[Data records for software interfaces]
↓

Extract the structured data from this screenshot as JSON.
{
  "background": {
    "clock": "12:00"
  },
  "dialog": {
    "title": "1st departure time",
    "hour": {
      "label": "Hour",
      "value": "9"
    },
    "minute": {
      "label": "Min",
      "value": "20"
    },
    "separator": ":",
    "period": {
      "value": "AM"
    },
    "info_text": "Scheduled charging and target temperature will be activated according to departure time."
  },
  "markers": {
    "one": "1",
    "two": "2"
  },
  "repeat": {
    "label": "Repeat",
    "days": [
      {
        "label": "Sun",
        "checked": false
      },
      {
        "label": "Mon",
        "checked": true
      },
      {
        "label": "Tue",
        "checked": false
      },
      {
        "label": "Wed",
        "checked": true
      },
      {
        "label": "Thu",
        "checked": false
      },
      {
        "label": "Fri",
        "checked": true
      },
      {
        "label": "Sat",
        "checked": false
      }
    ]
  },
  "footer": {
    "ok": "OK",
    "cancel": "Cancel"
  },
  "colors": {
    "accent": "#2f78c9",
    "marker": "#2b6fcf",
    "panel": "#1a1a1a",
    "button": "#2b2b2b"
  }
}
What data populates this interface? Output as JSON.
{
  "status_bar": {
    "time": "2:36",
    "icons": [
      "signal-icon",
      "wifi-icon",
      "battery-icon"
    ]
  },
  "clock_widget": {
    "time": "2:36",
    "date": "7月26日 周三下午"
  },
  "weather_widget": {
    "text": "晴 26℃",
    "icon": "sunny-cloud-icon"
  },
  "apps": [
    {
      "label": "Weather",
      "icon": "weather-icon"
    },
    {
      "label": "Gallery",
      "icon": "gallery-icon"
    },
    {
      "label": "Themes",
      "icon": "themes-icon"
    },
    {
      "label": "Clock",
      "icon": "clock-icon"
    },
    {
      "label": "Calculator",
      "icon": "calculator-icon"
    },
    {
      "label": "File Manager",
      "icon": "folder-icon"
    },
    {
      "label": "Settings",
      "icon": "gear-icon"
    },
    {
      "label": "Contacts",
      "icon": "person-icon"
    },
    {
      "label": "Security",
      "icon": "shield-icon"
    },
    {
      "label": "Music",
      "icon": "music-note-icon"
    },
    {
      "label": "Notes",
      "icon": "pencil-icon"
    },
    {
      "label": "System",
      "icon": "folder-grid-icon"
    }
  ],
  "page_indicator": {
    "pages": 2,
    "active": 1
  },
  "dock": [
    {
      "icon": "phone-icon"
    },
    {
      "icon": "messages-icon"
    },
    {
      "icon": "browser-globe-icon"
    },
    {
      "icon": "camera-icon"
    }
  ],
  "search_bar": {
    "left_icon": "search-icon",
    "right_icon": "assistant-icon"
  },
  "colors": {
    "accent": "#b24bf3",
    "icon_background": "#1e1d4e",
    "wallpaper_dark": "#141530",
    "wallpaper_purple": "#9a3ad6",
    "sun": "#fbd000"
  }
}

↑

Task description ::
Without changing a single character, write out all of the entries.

Problem solution ::
Extract the structured data from this screenshot as JSON.
{
  "background": {
    "clock": "12:00"
  },
  "dialog": {
    "title": "1st departure time",
    "hour": {
      "label": "Hour",
      "value": "9"
    },
    "minute": {
      "label": "Min",
      "value": "20"
    },
    "separator": ":",
    "period": {
      "value": "AM"
    },
    "info_text": "Scheduled charging and target temperature will be activated according to departure time."
  },
  "markers": {
    "one": "1",
    "two": "2"
  },
  "repeat": {
    "label": "Repeat",
    "days": [
      {
        "label": "Sun",
        "checked": false
      },
      {
        "label": "Mon",
        "checked": true
      },
      {
        "label": "Tue",
        "checked": false
      },
      {
        "label": "Wed",
        "checked": true
      },
      {
        "label": "Thu",
        "checked": false
      },
      {
        "label": "Fri",
        "checked": true
      },
      {
        "label": "Sat",
        "checked": false
      }
    ]
  },
  "footer": {
    "ok": "OK",
    "cancel": "Cancel"
  },
  "colors": {
    "accent": "#2f78c9",
    "marker": "#2b6fcf",
    "panel": "#1a1a1a",
    "button": "#2b2b2b"
  }
}
What data populates this interface? Output as JSON.
{
  "status_bar": {
    "time": "2:36",
    "icons": [
      "signal-icon",
      "wifi-icon",
      "battery-icon"
    ]
  },
  "clock_widget": {
    "time": "2:36",
    "date": "7月26日 周三下午"
  },
  "weather_widget": {
    "text": "晴 26℃",
    "icon": "sunny-cloud-icon"
  },
  "apps": [
    {
      "label": "Weather",
      "icon": "weather-icon"
    },
    {
      "label": "Gallery",
      "icon": "gallery-icon"
    },
    {
      "label": "Themes",
      "icon": "themes-icon"
    },
    {
      "label": "Clock",
      "icon": "clock-icon"
    },
    {
      "label": "Calculator",
      "icon": "calculator-icon"
    },
    {
      "label": "File Manager",
      "icon": "folder-icon"
    },
    {
      "label": "Settings",
      "icon": "gear-icon"
    },
    {
      "label": "Contacts",
      "icon": "person-icon"
    },
    {
      "label": "Security",
      "icon": "shield-icon"
    },
    {
      "label": "Music",
      "icon": "music-note-icon"
    },
    {
      "label": "Notes",
      "icon": "pencil-icon"
    },
    {
      "label": "System",
      "icon": "folder-grid-icon"
    }
  ],
  "page_indicator": {
    "pages": 2,
    "active": 1
  },
  "dock": [
    {
      "icon": "phone-icon"
    },
    {
      "icon": "messages-icon"
    },
    {
      "icon": "browser-globe-icon"
    },
    {
      "icon": "camera-icon"
    }
  ],
  "search_bar": {
    "left_icon": "search-icon",
    "right_icon": "assistant-icon"
  },
  "colors": {
    "accent": "#b24bf3",
    "icon_background": "#1e1d4e",
    "wallpaper_dark": "#141530",
    "wallpaper_purple": "#9a3ad6",
    "sun": "#fbd000"
  }
}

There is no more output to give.